_Material provided_.
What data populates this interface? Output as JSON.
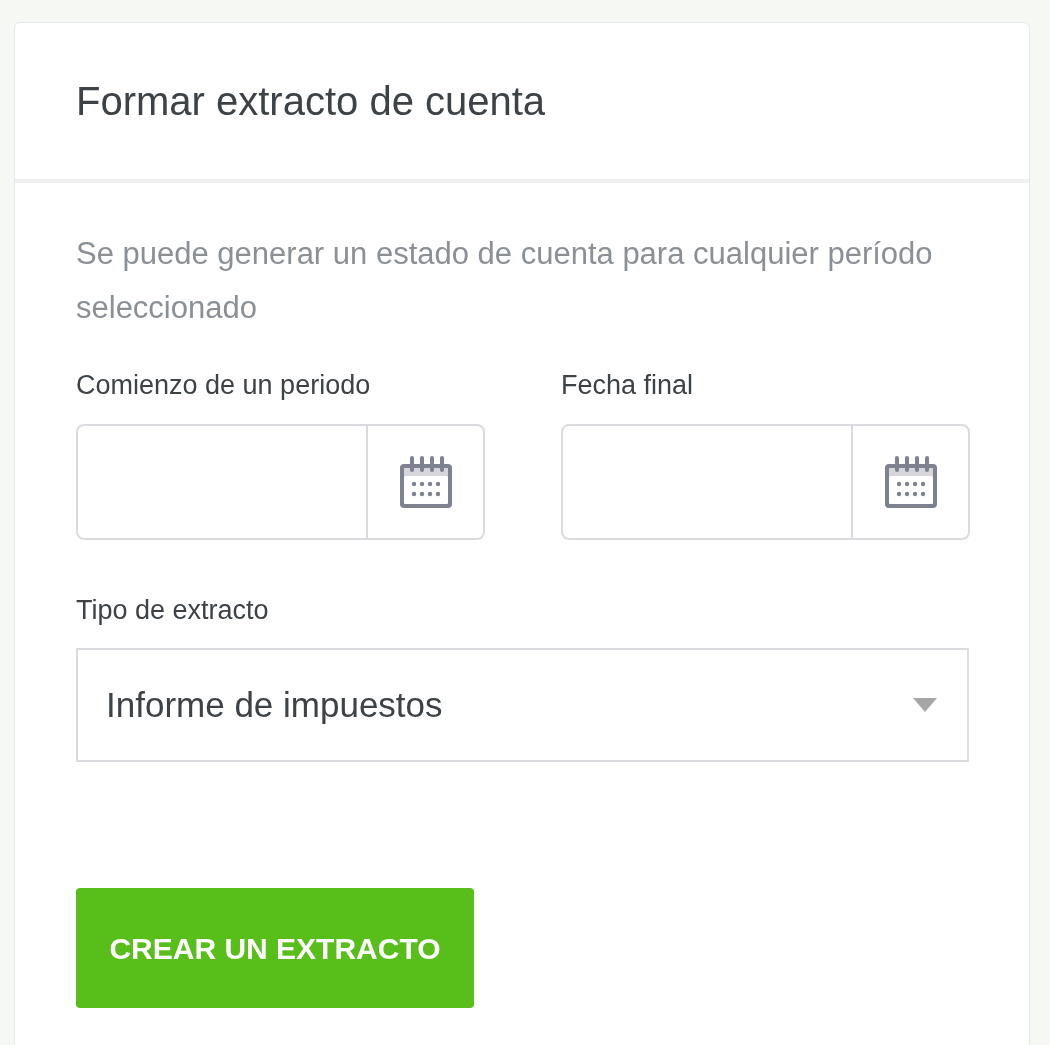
{
  "card": {
    "title": "Formar extracto de cuenta",
    "description": "Se puede generar un estado de cuenta para cualquier período seleccionado",
    "date_fields": [
      {
        "label": "Comienzo de un periodo"
      },
      {
        "label": "Fecha final"
      }
    ],
    "statement_type": {
      "label": "Tipo de extracto",
      "value": "Informe de impuestos"
    },
    "submit_button": "CREAR UN EXTRACTO"
  }
}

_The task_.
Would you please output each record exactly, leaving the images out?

_Worked solution_.
What data populates this interface? Output as JSON.
{
  "card": {
    "title": "Formar extracto de cuenta",
    "description": "Se puede generar un estado de cuenta para cualquier período seleccionado",
    "date_fields": [
      {
        "label": "Comienzo de un periodo"
      },
      {
        "label": "Fecha final"
      }
    ],
    "statement_type": {
      "label": "Tipo de extracto",
      "value": "Informe de impuestos"
    },
    "submit_button": "CREAR UN EXTRACTO"
  }
}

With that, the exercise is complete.